Author(s): Guay DR
Affiliation(s): Institute for the Study of Geriatric Pharmacotherapy, Department of Experimental and Clinical Pharmacology, University of Minnesota College of Pharmacy, Minneapolis, Minnesota 55455, USA. firstname.lastname@example.org
Publication date & source: 2005-05, Consult Pharm., 20(5):424-31.

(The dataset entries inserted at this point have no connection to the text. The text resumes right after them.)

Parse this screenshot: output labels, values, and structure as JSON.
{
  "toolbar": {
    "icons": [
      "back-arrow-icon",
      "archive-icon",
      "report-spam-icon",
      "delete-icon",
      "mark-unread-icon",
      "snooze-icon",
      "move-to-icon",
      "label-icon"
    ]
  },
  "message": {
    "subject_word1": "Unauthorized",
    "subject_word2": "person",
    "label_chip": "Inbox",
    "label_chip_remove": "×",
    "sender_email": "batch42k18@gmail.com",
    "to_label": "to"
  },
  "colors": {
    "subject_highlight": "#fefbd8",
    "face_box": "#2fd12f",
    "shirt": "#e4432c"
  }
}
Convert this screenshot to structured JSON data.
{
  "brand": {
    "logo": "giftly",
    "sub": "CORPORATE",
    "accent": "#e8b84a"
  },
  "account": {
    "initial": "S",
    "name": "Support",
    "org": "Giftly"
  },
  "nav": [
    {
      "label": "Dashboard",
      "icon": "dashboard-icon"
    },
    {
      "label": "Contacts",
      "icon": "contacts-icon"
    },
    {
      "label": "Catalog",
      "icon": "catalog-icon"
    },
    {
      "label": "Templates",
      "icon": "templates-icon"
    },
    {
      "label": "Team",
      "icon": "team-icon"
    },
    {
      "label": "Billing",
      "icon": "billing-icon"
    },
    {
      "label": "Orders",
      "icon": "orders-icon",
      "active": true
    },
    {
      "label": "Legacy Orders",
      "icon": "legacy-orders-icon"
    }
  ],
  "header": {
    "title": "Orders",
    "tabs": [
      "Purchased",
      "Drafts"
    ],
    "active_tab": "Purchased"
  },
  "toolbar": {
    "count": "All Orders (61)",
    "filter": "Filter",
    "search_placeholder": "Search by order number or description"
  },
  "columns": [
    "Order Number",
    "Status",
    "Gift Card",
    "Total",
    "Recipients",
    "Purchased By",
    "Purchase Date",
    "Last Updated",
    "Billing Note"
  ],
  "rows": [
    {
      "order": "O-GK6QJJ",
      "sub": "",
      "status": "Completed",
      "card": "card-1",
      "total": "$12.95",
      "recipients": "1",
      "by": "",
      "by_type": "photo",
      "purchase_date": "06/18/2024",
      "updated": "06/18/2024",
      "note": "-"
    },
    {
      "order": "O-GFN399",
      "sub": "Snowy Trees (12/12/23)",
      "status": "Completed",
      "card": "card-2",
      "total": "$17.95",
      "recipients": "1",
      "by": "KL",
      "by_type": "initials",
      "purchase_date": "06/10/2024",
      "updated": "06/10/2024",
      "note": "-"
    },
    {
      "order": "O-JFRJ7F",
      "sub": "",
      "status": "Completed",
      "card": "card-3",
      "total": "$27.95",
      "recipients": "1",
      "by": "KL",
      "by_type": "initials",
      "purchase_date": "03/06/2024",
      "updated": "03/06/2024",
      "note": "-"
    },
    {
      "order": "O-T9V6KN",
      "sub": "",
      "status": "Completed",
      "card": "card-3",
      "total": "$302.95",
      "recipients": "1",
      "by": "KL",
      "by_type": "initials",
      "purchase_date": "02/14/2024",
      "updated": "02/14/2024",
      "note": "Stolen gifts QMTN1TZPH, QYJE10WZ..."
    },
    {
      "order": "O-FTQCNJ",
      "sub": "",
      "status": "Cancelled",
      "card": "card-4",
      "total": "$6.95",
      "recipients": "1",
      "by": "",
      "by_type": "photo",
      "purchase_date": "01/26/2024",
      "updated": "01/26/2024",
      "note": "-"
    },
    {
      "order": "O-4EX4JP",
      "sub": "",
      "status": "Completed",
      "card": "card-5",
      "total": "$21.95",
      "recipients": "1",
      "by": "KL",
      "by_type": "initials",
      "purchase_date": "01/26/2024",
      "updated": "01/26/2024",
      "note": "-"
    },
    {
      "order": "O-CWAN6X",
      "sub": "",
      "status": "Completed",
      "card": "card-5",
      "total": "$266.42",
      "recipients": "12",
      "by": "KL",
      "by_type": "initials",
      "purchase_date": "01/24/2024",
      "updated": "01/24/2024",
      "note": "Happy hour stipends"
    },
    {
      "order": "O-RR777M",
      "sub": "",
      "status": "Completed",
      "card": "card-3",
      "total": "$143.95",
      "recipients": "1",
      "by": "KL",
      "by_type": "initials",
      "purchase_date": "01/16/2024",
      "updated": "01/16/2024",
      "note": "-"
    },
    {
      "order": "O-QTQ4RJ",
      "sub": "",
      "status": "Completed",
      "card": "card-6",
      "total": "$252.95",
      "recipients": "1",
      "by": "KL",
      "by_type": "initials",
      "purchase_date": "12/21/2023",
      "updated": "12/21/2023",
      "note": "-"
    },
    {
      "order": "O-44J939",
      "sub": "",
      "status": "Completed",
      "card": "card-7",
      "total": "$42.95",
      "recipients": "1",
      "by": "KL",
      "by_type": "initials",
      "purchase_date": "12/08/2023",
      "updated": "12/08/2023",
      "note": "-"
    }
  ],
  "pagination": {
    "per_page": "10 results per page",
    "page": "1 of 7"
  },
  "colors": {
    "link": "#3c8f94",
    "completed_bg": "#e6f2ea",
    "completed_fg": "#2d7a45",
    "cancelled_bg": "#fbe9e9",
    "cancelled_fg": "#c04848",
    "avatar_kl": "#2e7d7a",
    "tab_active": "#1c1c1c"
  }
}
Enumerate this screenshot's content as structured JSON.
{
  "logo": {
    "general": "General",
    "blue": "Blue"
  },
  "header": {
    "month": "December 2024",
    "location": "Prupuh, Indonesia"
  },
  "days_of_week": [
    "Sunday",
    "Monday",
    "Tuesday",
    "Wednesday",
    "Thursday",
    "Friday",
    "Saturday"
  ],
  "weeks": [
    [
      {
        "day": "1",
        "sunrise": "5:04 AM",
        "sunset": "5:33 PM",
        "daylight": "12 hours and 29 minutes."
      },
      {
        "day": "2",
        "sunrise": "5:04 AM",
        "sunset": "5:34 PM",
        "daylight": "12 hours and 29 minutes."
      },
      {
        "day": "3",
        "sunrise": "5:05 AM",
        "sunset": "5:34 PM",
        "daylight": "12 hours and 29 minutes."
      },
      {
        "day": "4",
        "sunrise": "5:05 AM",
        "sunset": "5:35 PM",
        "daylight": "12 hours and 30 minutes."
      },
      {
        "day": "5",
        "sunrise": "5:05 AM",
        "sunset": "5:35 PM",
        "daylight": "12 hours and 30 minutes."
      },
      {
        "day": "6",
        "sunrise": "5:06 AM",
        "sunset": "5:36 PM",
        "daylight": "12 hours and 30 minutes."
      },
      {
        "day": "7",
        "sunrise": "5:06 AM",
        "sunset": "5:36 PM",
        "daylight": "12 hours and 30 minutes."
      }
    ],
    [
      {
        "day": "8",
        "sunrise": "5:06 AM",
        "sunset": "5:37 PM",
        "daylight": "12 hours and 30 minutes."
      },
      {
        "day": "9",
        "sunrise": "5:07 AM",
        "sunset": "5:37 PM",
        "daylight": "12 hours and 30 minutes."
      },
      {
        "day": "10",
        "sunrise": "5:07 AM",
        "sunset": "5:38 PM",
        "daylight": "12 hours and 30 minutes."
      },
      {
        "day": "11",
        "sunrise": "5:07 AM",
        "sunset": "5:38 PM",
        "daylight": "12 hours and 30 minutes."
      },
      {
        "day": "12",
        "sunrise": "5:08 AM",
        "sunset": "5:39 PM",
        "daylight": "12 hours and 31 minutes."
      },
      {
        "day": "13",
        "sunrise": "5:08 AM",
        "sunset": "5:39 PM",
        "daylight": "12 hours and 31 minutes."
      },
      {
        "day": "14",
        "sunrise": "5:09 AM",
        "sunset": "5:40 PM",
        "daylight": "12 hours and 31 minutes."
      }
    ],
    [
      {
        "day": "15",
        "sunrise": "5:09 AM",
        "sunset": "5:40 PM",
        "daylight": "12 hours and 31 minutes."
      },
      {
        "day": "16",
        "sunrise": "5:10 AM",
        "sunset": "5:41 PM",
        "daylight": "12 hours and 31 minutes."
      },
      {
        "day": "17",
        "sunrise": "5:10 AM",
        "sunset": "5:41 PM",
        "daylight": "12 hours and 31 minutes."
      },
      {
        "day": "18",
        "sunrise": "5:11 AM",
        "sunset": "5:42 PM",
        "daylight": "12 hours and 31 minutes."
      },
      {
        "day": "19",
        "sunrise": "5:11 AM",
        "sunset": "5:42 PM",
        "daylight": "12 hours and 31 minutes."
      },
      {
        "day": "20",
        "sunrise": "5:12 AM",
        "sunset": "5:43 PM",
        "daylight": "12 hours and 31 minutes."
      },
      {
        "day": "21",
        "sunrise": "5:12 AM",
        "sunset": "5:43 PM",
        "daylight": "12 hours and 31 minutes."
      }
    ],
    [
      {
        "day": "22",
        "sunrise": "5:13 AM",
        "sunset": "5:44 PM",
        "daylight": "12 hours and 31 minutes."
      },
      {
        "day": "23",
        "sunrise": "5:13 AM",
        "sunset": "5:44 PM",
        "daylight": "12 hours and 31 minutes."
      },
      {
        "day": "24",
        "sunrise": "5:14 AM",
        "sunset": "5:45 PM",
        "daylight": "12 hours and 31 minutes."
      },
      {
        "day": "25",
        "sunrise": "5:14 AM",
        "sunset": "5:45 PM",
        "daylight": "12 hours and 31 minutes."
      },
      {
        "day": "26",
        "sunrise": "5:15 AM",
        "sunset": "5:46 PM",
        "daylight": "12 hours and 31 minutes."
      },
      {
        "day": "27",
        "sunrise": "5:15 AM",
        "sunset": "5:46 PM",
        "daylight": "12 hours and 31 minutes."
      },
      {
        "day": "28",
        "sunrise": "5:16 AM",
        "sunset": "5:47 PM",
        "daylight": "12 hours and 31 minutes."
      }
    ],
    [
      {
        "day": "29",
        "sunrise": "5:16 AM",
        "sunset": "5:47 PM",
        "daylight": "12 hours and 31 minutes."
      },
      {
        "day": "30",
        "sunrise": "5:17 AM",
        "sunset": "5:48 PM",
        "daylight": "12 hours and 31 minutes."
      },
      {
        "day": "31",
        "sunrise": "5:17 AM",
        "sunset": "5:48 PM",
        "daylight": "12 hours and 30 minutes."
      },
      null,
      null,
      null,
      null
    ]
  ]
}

OBJECTIVE: To review darifenacin, a new anticholinergic for overactive bladder, approved in December 2004 by the U.S. Food and Drug Administration. DATA SOURCE: A MEDLINE/PUBMED search was conducted to identify pertinent studies in the English language. In addition, proceedings of meetings of the International Continence Society, European Association of Urology, American Urological Association, and American College of Obstetrics and Gynecology were reviewed for relevant abstracts. Additional references were obtained from the bibliographies of these sources. Data over the time period of 1986 through September 2004 were reviewed. STUDY SELECTION: All studies evaluating any aspect of darifenacin in vitro or in vivo in animals or humans. DATA SYNTHESIS: Preclinical studies demonstrated that darifenacin was an antagonist at muscarinic cholinergic M1, M3, and M5 receptors. On the basis of preclinical data, darifenacin was felt to be a "uroselective" antimuscarinic. Darifenacin is extensively metabolized, with urinary excretion of parent compound being less than 10%. Darifenacin, dosed as 7.5 or 15 mg once daily, is significantly superior to placebo in reducing the numbers of micturitions, urges, incontinence episodes, and urge severity and increasing the warning time and volume per micturition. No active-controlled trial data are available. The most problematic adverse effects of darifenacin are the anticholinergic effects of dry mouth and constipation. CONCLUSION: Although promising in preclinical studies, the "uroselectivity" of the anticholinergic activity of darifenacin has not been confirmed in clinical trials. No comparative data with marketed (for overactive bladder) anticholinergics are available. On the basis of available data, darifenacin does not appear to be a substantial advance upon existing anticholinergics in the management of overactive bladder.